Also see ‘The John Wayne Syndrome’ for a brief exploration of the origin of cowboys.

Learn Italian

My friend Fiona Williams (who kindly helped me film the Nybble video) made a lovely stop-motion film about the now-probably-obsolete method of learning Italian by cassette. She filmed it in a Christopher Wren tower in London, using a cassette that she found in an attic. The result is charming, hilarious, bewildering and highly enjoyable.

Learn Italian by Fiona Williams

Note: I feature as a technical advisor in the credits, but Fiona really deserves all the credit!

Thomas Feuerstein Psychoprosa

I gave a talk at the University of Innsbruck the other day, and on my day off I went to see the Thomas Feuerstein exhibition Psychoprosa. Unfortunately the show has now finished, but I made this video for future posterity:

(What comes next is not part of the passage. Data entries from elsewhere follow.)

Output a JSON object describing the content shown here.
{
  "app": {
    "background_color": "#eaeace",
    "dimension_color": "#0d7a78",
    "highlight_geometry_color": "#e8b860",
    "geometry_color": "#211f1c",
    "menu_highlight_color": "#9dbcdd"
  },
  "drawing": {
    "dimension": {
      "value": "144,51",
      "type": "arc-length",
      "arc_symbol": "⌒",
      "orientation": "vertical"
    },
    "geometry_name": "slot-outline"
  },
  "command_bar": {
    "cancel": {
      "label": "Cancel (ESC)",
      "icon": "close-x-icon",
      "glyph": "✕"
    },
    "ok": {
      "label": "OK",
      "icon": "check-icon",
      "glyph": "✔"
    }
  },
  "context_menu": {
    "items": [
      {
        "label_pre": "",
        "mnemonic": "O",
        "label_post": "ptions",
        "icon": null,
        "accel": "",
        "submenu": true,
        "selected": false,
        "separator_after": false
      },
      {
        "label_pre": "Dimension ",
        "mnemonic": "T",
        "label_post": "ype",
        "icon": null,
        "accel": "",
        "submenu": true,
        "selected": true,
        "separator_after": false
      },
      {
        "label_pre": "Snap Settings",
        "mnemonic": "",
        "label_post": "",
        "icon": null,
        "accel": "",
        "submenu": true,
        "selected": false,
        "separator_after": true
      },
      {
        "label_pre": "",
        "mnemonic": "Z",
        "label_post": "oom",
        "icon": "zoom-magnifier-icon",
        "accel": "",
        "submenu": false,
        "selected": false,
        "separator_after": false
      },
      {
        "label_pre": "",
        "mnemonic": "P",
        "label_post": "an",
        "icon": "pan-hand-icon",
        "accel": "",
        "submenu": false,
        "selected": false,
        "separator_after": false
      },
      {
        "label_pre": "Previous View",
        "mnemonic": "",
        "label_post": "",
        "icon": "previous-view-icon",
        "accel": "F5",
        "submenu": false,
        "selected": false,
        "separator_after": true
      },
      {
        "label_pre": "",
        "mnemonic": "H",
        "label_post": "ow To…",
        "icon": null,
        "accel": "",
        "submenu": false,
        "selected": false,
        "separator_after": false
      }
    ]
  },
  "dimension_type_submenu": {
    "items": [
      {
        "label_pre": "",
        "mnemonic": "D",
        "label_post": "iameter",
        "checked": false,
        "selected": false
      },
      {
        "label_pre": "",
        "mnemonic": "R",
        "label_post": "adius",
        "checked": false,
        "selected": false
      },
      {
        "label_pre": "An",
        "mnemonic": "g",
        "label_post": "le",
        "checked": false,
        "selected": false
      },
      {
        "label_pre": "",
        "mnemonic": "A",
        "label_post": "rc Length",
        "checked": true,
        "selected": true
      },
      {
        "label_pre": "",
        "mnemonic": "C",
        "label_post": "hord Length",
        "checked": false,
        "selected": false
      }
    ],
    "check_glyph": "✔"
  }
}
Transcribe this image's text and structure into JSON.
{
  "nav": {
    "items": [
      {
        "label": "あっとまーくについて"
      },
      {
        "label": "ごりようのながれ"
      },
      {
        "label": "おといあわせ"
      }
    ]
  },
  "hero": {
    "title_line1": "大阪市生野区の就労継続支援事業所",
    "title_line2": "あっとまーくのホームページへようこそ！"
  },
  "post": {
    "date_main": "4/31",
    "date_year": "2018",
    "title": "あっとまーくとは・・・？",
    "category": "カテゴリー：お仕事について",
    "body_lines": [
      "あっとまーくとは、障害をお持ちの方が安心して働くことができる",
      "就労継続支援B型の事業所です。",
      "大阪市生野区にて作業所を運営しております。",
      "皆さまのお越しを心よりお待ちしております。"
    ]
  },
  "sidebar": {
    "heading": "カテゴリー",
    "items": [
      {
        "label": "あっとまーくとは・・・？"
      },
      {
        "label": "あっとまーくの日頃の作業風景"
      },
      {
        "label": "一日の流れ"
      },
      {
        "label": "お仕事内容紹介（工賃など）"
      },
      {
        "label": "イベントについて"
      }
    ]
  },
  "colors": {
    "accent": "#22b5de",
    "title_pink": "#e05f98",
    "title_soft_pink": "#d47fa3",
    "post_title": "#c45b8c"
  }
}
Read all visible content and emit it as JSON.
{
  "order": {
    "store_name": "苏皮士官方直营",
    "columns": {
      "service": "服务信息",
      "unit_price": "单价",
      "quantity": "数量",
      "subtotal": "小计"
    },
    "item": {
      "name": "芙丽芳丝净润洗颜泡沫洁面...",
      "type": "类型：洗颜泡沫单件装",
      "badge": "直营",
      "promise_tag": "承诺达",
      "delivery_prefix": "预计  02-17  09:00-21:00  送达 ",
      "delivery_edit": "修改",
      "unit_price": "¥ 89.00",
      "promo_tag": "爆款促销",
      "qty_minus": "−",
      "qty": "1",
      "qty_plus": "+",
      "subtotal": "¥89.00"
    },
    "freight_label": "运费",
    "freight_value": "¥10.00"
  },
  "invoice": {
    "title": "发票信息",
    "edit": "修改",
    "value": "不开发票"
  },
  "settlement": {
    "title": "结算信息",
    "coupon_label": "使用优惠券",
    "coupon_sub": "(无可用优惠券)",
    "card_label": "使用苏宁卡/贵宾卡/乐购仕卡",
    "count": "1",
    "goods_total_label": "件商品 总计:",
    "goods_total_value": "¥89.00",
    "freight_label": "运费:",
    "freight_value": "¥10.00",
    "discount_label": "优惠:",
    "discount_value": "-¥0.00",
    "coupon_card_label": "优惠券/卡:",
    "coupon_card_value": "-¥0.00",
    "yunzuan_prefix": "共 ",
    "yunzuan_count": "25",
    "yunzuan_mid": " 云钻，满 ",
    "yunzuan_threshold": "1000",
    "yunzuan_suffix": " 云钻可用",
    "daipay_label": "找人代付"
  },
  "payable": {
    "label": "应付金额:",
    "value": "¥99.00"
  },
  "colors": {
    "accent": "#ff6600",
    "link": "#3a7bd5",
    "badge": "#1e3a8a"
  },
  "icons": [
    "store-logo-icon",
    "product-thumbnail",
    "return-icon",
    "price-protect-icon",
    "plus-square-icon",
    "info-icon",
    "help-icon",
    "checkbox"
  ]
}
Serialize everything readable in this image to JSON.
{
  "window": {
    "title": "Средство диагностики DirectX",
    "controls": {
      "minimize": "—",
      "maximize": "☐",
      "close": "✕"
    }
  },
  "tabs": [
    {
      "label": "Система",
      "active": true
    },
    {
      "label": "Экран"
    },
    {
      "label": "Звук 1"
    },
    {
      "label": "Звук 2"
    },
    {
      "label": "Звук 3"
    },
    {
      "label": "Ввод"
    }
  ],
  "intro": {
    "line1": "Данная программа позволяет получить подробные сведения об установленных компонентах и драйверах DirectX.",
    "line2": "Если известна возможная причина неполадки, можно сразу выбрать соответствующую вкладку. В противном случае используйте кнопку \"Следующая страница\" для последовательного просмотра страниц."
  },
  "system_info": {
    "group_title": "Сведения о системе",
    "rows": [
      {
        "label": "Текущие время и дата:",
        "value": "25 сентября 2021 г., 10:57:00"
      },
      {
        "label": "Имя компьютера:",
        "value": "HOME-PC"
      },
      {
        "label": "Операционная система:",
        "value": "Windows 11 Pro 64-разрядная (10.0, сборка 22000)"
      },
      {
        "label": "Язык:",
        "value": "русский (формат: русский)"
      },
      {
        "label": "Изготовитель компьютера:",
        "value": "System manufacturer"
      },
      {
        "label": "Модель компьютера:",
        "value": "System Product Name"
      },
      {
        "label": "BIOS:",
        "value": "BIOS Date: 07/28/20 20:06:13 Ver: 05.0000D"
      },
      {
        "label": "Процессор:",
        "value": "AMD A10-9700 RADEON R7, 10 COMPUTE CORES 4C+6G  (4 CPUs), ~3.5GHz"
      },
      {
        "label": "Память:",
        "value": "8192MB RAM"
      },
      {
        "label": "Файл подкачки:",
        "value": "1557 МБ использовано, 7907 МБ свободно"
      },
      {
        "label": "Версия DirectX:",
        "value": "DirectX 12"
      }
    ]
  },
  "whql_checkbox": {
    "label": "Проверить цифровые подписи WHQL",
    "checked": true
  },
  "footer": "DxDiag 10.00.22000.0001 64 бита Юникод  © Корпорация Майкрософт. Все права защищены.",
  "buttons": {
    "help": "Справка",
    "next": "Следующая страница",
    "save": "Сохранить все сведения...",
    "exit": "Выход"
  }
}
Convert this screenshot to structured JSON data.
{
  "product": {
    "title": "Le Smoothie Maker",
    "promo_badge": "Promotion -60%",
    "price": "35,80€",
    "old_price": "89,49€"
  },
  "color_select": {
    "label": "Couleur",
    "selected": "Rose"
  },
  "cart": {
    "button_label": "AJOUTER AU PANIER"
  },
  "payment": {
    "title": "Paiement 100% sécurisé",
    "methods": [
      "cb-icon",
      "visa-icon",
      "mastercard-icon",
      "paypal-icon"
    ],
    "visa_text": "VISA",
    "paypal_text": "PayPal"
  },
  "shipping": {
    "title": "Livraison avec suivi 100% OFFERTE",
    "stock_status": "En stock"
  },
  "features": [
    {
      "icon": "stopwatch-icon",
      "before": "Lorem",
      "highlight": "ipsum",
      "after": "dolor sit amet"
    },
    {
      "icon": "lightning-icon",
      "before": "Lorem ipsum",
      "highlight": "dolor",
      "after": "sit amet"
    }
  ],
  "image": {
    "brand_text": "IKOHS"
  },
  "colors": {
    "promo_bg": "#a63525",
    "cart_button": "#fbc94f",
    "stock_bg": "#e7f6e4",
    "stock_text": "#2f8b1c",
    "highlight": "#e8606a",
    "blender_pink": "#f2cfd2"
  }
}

The show was great. Lots of things that bubbled and wobbled, strange machines and pipes. Missing from the video is the room full of phantom fridges and ghosted CCTV footage. I’d love to see his studio.

This exhibition was on at Galerie im Taxipalais, Innstruck, Austria, 7 March – 10 May 2015. For more on Thomas Feuerstein, see his website.

Nybble at the V&A Museum

This weekend (20-21 September 2013) the garden of V&A Museum will be transformed into a large computing device by Ollie Palmer – and a troupe of “human-computers”.

In 1948 Alan Turing designed the first chess computer programme.

The only problem was that he didn’t have a computer to play it on.

He wrote all of the instructions onto pieces of paper, and played a game of chess as if he were the computer himself. Each move took over half an hour. What’s more, his human-powered computer programme didn’t win the game.

Nybble takes Turing’s human computer and combines it with a sense of theatricality in an immersive architectural-scale installation. Four performers, each representing a different part of a computing CPU, will be parsing a message into the V&A’s John Madjeski Garden. The display is playful, silly and fun – and possibly the most analogue computer to have graced the V&A’s Digital Design Weekend.



John Madjeski Garden, V&A Museum
21-22 September 2013
12.00, 14.00 and 16.00 daily (performances last 45 minutes)
Admission free

Part of the V&A Digital Design Weekend.

Funded by Design with Heritage, an AHRC Creative Economy Knowledge Exchange between V&A and UCL.


One of my favourite items in the British Museum is the Moai. It is in the Living and Dying room.

Moai in British museum. Photo from Bytes Daily.

I spent a few days on Easter Island in 2005. It’s a funny place – technically part of Chile, and about half the size of the Isle of Wight, and formed from three volcanoes. It’s the most remote island in the world. Most of the three thousand residents live in the town. There are wild horses.

Moai, Easter Island

Moai on the east coast of Easter Island. Photo by Ollie Palmer.

Easter Islands’ stone heads were carved by tribes who lived on opposite sides of the island: the Hanau epe (Long Ears) and the Hanau momoko (Short Ears). Both wanted more heads to prove how much better they were than the other tribe. The construction of the heads led to the deforestation of the island, and used so much of its resources that there was widespread famine, and a huge population loss. It is an example of how an entire culture can lose perspective.

The moai in the British Museum is from the Short Ears side of the island. It would have originally been painted red. It is called Hakananai’a, which translates as ‘Stolen or Hidden Friend’.

My favourite part of the statue is not the fond memories it evokes, but the plinth it stands on. Over the years so many people thought it would be hilarious to touch the sign that says ‘Please do not touch’ that, although it has since been removed, its outline is preserved in greasy fingerprints. It’s like a footpath which emerges on a patch of grass; but this time from lots of people doing the same joke.

“Please do not touch”

Further reading:
The BBC’s History of the World in 100 Objects
The Cult of the Birdman, the religion that developed following the famine
Easter Island Statues